> **Exercise brief**:
Omit the images. Reproduce each line of the records exactly as it appears.

*** Record set Section Begins ***

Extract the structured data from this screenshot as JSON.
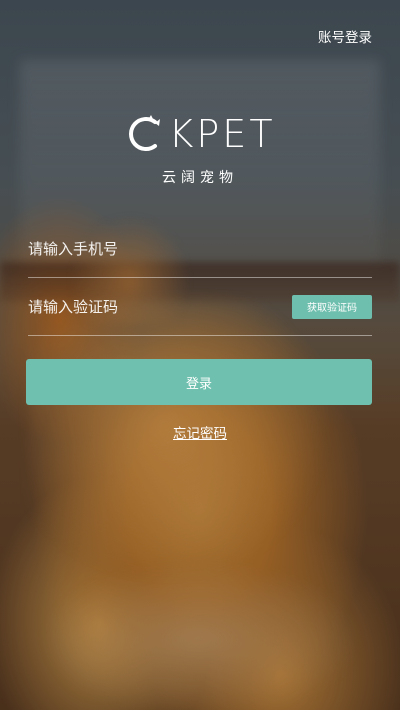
{
  "header": {
    "account_login_label": "账号登录"
  },
  "logo": {
    "brand_text": "KPET",
    "subtitle": "云阔宠物",
    "mark_icon": "cat-c-logo-icon"
  },
  "form": {
    "phone_placeholder": "请输入手机号",
    "code_placeholder": "请输入验证码",
    "get_code_label": "获取验证码",
    "login_label": "登录",
    "forgot_label": "忘记密码"
  },
  "colors": {
    "accent": "#6fc0ae",
    "text": "#ffffff"
  }
}
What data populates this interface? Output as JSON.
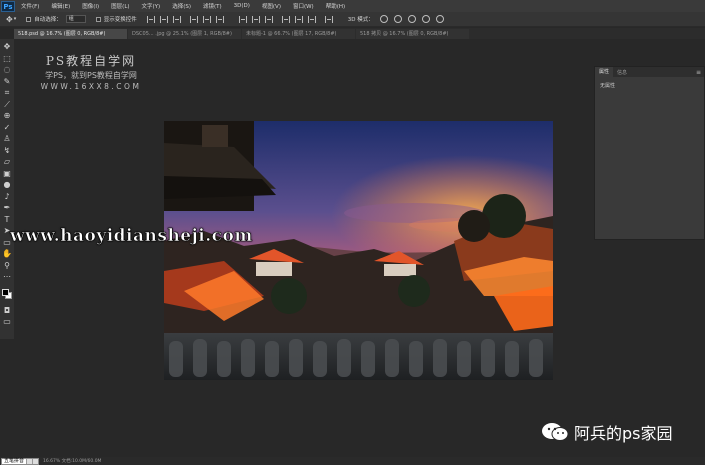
{
  "app": {
    "logo": "Ps"
  },
  "menubar": {
    "items": [
      "文件(F)",
      "编辑(E)",
      "图像(I)",
      "图层(L)",
      "文字(Y)",
      "选择(S)",
      "滤镜(T)",
      "3D(D)",
      "视图(V)",
      "窗口(W)",
      "帮助(H)"
    ]
  },
  "optionsbar": {
    "move_icon": "move-tool-icon",
    "auto_select_label": "自动选择：",
    "auto_select_value": "组",
    "show_transform_label": "显示变换控件",
    "mode_3d_label": "3D 模式："
  },
  "tabs": [
    {
      "label": "518.psd @ 16.7% (图层 0, RGB/8#)",
      "active": true
    },
    {
      "label": "DSC05... .jpg @ 25.1% (图层 1, RGB/8#)",
      "active": false
    },
    {
      "label": "未标题-1 @ 66.7% (图层 17, RGB/8#)",
      "active": false
    },
    {
      "label": "518 拷贝 @ 16.7% (图层 0, RGB/8#)",
      "active": false
    }
  ],
  "watermark": {
    "title": "PS教程自学网",
    "subtitle": "学PS，就到PS教程自学网",
    "url": "WWW.16XX8.COM"
  },
  "overlay_url": "www.haoyidiansheji.com",
  "properties_panel": {
    "tabs": [
      "属性",
      "信息"
    ],
    "body": "无属性"
  },
  "wechat": {
    "icon": "wechat-icon",
    "label": "阿兵的ps家园"
  },
  "statusbar": {
    "ime_label": "五笔拼音",
    "zoom": "16.67%    文档:10.0M/60.0M"
  },
  "colors": {
    "menubar": "#3a3a3a",
    "workspace": "#282828",
    "panel": "#3a3a3a",
    "accent": "#3da3ff"
  }
}
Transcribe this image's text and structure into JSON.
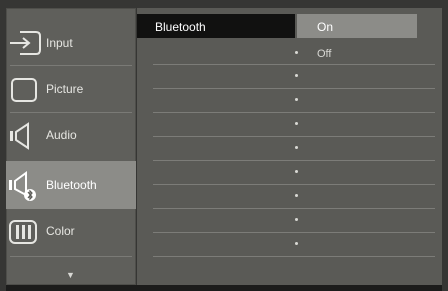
{
  "menu": {
    "items": [
      {
        "label": "Input",
        "icon": "input-icon",
        "active": false
      },
      {
        "label": "Picture",
        "icon": "picture-icon",
        "active": false
      },
      {
        "label": "Audio",
        "icon": "audio-icon",
        "active": false
      },
      {
        "label": "Bluetooth",
        "icon": "bluetooth-icon",
        "active": true
      },
      {
        "label": "Color",
        "icon": "color-icon",
        "active": false
      }
    ],
    "scroll_icon": "chevron-down-icon",
    "scroll_glyph": "▼"
  },
  "panel": {
    "setting_label": "Bluetooth",
    "options": [
      {
        "label": "On",
        "selected": true
      },
      {
        "label": "Off",
        "selected": false
      }
    ]
  },
  "colors": {
    "background": "#363634",
    "menu_bg": "#5f5f5b",
    "active_item": "#8c8c88",
    "setting_label_bg": "#111110"
  }
}
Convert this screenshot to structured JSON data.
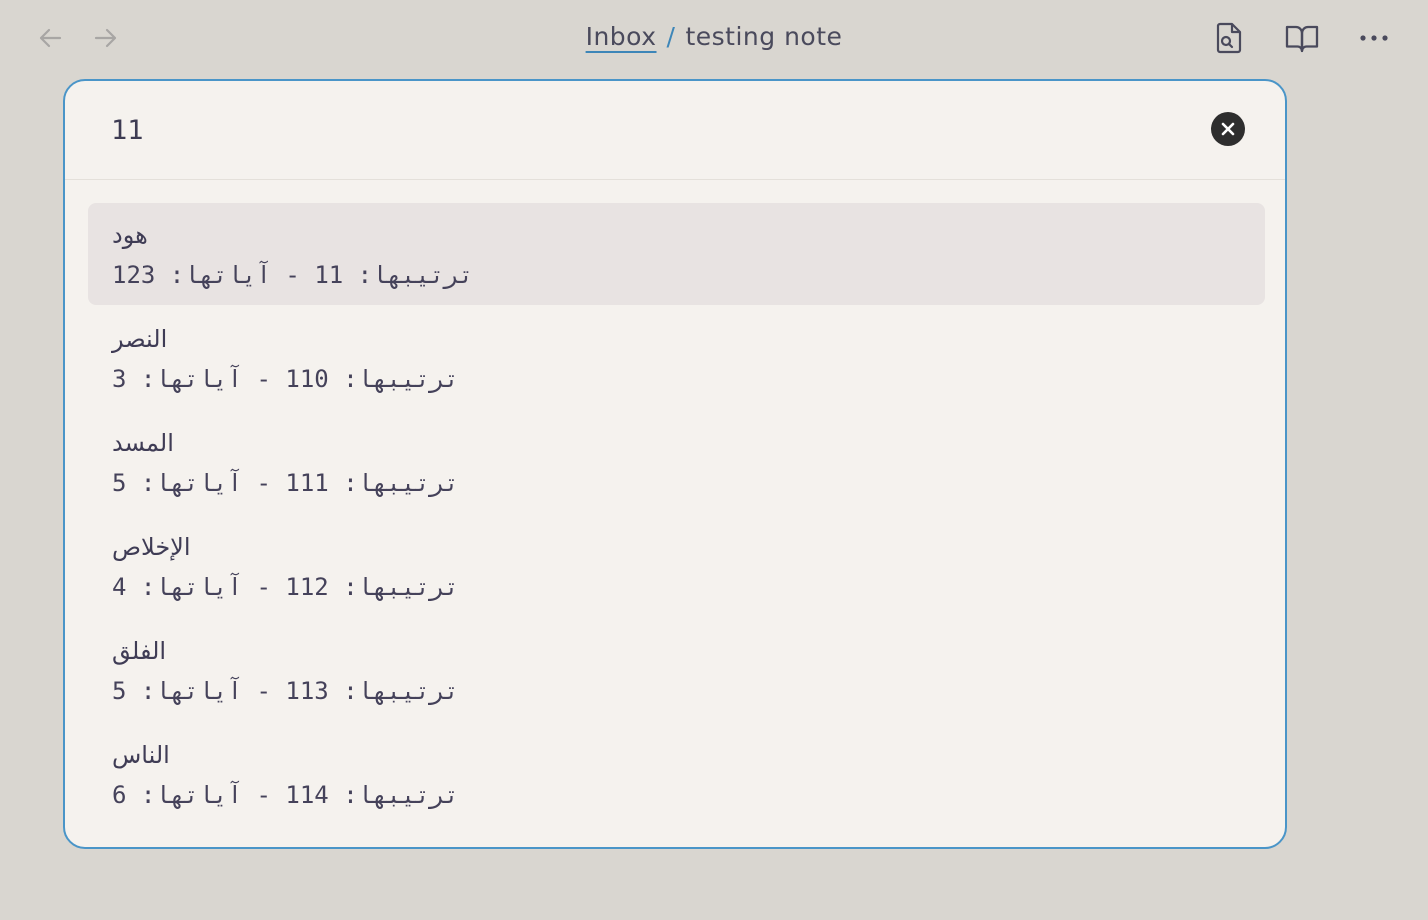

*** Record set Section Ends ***

> **Written answer**:
Extract the structured data from this screenshot as JSON.
{
  "header": {
    "account_login_label": "账号登录"
  },
  "logo": {
    "brand_text": "KPET",
    "subtitle": "云阔宠物",
    "mark_icon": "cat-c-logo-icon"
  },
  "form": {
    "phone_placeholder": "请输入手机号",
    "code_placeholder": "请输入验证码",
    "get_code_label": "获取验证码",
    "login_label": "登录",
    "forgot_label": "忘记密码"
  },
  "colors": {
    "accent": "#6fc0ae",
    "text": "#ffffff"
  }
}
What data populates this interface? Output as JSON.
{
  "app": {
    "logo": "Ps"
  },
  "menubar": {
    "items": [
      "文件(F)",
      "编辑(E)",
      "图像(I)",
      "图层(L)",
      "文字(Y)",
      "选择(S)",
      "滤镜(T)",
      "3D(D)",
      "视图(V)",
      "窗口(W)",
      "帮助(H)"
    ]
  },
  "optionsbar": {
    "move_icon": "move-tool-icon",
    "auto_select_label": "自动选择：",
    "auto_select_value": "组",
    "show_transform_label": "显示变换控件",
    "mode_3d_label": "3D 模式："
  },
  "tabs": [
    {
      "label": "518.psd @ 16.7% (图层 0, RGB/8#)",
      "active": true
    },
    {
      "label": "DSC05... .jpg @ 25.1% (图层 1, RGB/8#)",
      "active": false
    },
    {
      "label": "未标题-1 @ 66.7% (图层 17, RGB/8#)",
      "active": false
    },
    {
      "label": "518 拷贝 @ 16.7% (图层 0, RGB/8#)",
      "active": false
    }
  ],
  "watermark": {
    "title": "PS教程自学网",
    "subtitle": "学PS，就到PS教程自学网",
    "url": "WWW.16XX8.COM"
  },
  "overlay_url": "www.haoyidiansheji.com",
  "properties_panel": {
    "tabs": [
      "属性",
      "信息"
    ],
    "body": "无属性"
  },
  "wechat": {
    "icon": "wechat-icon",
    "label": "阿兵的ps家园"
  },
  "statusbar": {
    "ime_label": "五笔拼音",
    "zoom": "16.67%    文档:10.0M/60.0M"
  },
  "colors": {
    "menubar": "#3a3a3a",
    "workspace": "#282828",
    "panel": "#3a3a3a",
    "accent": "#3da3ff"
  }
}
Transcribe this image's text and structure into JSON.
{
  "menu": {
    "items": [
      {
        "label": "Input",
        "icon": "input-icon",
        "active": false
      },
      {
        "label": "Picture",
        "icon": "picture-icon",
        "active": false
      },
      {
        "label": "Audio",
        "icon": "audio-icon",
        "active": false
      },
      {
        "label": "Bluetooth",
        "icon": "bluetooth-icon",
        "active": true
      },
      {
        "label": "Color",
        "icon": "color-icon",
        "active": false
      }
    ],
    "scroll_icon": "chevron-down-icon",
    "scroll_glyph": "▼"
  },
  "panel": {
    "setting_label": "Bluetooth",
    "options": [
      {
        "label": "On",
        "selected": true
      },
      {
        "label": "Off",
        "selected": false
      }
    ]
  },
  "colors": {
    "background": "#363634",
    "menu_bg": "#5f5f5b",
    "active_item": "#8c8c88",
    "setting_label_bg": "#111110"
  }
}
Convert this screenshot to structured JSON data.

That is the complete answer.